Online reputation management enables you to take more ownership over what appears about you on the Internet. Without it, the world controls how you look online.
Here are ten examples of the ways online reputation management is used by individuals, companies and organizations.
- To ensure up-to-date and accurate information dominates search results for an organization or individual’s name.
- To ensure that factual, credible reference material is readily available online. That reduces the chance that fraudulent information will impact a brand.
- To remove unwanted or inappropriate information, photographs or other content from the first few pages of Google search results. Home addresses, ages and other personal information found high on Google searches are especially sought after by online databases which scour the internet for personal information. These databases (“people searches”) then publish such content online without consent from the individual or organization.
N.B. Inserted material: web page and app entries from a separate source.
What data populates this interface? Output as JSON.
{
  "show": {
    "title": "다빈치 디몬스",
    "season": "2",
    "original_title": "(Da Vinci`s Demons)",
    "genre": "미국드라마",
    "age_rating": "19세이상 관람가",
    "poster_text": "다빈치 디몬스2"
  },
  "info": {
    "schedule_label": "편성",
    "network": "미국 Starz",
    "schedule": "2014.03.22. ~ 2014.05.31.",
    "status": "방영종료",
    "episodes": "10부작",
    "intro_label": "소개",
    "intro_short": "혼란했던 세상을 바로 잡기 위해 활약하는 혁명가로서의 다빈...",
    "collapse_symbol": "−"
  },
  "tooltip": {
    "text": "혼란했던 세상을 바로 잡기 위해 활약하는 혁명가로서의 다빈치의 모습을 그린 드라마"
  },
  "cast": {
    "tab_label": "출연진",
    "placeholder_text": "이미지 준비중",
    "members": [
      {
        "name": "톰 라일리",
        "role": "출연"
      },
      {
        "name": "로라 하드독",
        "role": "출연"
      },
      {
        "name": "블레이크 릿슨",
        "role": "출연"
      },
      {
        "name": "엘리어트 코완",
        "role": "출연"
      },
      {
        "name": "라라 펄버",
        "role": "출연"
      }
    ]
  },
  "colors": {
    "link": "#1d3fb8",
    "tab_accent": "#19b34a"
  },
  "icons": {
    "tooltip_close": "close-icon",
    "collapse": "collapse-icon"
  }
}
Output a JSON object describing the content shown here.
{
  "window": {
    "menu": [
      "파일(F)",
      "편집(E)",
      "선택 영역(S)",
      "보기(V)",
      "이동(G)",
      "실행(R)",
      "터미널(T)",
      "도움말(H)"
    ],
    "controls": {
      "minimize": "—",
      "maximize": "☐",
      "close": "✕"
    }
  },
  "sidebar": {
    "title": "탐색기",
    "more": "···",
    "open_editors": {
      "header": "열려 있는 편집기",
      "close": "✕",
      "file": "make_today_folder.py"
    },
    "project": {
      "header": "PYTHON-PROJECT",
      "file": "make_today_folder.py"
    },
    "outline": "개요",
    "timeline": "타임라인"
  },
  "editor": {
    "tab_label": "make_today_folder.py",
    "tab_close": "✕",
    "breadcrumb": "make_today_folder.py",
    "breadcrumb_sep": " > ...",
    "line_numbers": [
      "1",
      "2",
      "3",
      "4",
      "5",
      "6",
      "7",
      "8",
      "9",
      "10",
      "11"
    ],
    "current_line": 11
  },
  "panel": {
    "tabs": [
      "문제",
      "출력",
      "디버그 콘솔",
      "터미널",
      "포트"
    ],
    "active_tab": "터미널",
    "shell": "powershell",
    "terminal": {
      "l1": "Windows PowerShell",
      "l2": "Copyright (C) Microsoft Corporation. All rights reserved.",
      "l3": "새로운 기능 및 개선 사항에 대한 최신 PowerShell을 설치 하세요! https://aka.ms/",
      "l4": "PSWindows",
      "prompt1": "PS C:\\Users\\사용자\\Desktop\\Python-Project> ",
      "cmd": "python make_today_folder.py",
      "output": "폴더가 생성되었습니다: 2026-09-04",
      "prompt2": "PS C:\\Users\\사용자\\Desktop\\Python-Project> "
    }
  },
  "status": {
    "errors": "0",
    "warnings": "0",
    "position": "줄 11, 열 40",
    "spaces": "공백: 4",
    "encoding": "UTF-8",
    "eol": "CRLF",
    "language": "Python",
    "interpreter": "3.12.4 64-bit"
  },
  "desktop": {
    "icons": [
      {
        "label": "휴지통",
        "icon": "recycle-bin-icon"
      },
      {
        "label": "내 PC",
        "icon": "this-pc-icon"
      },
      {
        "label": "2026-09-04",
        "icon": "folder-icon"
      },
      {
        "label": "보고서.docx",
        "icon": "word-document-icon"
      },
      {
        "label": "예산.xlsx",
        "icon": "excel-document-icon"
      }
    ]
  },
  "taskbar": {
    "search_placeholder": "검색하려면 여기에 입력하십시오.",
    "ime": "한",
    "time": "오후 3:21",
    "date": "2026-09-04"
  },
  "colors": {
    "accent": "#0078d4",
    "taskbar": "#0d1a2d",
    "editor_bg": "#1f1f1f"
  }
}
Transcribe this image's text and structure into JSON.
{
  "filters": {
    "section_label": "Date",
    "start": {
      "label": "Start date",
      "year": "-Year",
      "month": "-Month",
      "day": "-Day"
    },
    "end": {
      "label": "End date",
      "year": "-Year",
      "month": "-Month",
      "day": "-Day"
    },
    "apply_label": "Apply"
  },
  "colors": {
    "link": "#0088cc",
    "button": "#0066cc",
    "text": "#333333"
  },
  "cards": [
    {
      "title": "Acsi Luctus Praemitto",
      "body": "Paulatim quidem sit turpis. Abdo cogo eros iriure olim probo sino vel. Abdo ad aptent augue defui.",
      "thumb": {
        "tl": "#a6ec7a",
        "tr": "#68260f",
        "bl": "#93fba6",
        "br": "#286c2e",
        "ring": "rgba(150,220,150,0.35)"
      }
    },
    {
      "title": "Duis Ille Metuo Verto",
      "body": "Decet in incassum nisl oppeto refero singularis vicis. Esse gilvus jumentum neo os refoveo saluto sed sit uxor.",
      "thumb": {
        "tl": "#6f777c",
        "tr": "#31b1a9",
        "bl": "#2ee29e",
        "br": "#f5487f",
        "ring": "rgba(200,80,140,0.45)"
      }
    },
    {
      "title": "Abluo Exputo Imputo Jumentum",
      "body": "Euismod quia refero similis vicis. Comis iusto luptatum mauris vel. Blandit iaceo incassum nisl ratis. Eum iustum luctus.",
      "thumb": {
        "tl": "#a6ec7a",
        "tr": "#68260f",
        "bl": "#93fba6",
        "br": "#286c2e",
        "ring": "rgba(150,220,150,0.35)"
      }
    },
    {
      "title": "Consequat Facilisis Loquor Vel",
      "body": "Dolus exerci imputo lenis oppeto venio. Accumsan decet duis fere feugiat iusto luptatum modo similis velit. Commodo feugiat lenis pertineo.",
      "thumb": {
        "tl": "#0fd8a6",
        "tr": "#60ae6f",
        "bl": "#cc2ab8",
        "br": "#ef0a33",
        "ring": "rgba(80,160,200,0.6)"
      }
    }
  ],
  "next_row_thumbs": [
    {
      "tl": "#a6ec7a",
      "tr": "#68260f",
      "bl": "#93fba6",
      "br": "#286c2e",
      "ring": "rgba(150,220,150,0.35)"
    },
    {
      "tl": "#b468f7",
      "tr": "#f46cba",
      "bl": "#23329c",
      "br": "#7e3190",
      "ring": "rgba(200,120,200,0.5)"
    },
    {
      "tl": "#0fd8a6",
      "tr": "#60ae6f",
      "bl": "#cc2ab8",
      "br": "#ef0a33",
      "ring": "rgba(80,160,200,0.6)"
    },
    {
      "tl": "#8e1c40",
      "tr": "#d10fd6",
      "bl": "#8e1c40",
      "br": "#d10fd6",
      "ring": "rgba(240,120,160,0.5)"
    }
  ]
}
Once it is posted it stays.
- To monitor social media and online forums for red flags signaling potential on- and offline threats against high-profile individuals and their organizations.
- To create a strong online presence about a topic. That presence acts as a barrier against potential distortions from third-party content, including anonymous and defamatory material. Without it, such items can go straight to the top of searches – and stay.
- To ensure that your story is told by you and not by former partners or other potentially biased parties.
- To establish a reputation within your area of expertise on multiple online platforms.
- To create an online legacy for a VIP who is preparing for retirement or to exit an organization.
- To educate individuals and organizations about basic safeguards to help protect the reputation they have worked hard to establish.
For more information about this practice, read The Essentials: Online Reputation Management FAQ.